Opening March 13th at the Project Basho Gallery at 1305 Germantown Ave. in Philly is “Time: Exhibition of Contemporary Collotype Prints.” The title of this exhibition references both the lengthy process involved in the production of a single print and the anachronism of the use of this technique in today’s totally automated times.
Also working today are artists using the photogravure technique, a process similar to collotype. A recent exhibition curated by photogravure artist, Peter Miller, can be viewed at Luminous-Lint. Contemporary artists using this technique include John Goodman, Lothar Osterburg and Glen Rubsamen.
The photogravure process emerged in 1829 and the collotype was developed in 1839 during the developmental stages of photography. At the time, these processes appealed to both photographers and printmakers because of their aesthetic qualities, available tonal range and resistance to fading.
To learn more about the exhibition and the history and process of making collotype and photogravure prints, follow these links:
Time: Exhibition of Contemporary Collotype Prints at Project Basho
Collotype Historical Information from the Library at the University of California, Santa Cruz
Collotype Database at the Bristol School of Art Media & Design
- To enter database, click the given link. Username: collotype, Password: collotype.
- Contained are articles explaining in detail various collotype processes.

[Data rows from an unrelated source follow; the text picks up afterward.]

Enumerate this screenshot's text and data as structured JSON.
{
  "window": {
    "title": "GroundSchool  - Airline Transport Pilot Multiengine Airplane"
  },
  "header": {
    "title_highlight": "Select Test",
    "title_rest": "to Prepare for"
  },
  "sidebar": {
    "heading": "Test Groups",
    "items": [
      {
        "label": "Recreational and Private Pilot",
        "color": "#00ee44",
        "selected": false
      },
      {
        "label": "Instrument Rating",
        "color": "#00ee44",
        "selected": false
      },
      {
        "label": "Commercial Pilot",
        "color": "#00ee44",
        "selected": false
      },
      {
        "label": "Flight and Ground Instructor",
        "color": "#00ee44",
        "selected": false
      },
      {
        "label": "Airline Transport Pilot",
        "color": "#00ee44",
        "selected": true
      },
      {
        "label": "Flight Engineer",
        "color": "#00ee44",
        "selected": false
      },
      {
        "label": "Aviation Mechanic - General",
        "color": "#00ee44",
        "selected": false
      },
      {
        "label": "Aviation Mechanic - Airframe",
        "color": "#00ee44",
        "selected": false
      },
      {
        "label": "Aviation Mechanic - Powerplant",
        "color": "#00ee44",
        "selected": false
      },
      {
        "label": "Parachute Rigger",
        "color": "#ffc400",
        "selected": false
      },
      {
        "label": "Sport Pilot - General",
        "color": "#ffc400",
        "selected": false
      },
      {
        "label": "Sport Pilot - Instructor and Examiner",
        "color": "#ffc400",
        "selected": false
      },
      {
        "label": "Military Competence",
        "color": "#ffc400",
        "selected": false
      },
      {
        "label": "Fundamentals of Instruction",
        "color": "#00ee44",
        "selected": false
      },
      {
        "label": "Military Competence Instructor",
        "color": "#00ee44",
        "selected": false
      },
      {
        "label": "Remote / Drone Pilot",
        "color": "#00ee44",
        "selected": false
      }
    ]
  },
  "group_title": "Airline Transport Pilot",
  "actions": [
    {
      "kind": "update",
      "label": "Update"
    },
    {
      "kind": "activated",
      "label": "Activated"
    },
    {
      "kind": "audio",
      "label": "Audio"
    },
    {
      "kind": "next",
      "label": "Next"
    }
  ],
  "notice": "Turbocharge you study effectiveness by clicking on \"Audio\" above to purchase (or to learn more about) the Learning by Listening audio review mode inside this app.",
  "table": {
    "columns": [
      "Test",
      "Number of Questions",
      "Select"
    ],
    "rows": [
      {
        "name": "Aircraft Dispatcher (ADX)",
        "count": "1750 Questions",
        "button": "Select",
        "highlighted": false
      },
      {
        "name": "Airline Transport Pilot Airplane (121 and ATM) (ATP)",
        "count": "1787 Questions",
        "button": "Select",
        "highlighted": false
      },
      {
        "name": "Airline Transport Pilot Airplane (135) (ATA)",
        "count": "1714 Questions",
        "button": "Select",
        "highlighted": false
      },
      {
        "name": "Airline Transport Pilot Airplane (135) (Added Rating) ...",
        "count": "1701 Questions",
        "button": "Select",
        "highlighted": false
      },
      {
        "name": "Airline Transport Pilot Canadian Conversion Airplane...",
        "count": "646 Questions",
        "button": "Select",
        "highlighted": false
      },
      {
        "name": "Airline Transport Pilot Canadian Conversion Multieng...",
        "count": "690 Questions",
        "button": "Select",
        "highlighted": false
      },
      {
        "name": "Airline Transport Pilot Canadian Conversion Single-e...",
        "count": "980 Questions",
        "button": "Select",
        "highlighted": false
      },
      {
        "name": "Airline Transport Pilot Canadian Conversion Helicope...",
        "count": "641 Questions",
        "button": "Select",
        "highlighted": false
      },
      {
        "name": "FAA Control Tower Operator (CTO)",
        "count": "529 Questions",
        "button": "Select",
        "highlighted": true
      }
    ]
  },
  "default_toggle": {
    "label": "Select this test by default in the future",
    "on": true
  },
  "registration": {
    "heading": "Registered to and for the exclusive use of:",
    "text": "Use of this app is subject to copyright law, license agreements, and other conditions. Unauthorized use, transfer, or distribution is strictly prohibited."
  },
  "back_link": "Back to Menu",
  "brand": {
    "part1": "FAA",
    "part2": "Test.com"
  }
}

Art of the Photogravure Blog – A Comprehensive Resource Dedicated to the Photogravure
Images: Top – Glen Rubsamen, Chaos a few feet away, 2007 Photogravure
Bottom – Artist working on a collotype from Project Basho’s “Time”
Written by Dana M. Osburn - Philagrafika Blog Intern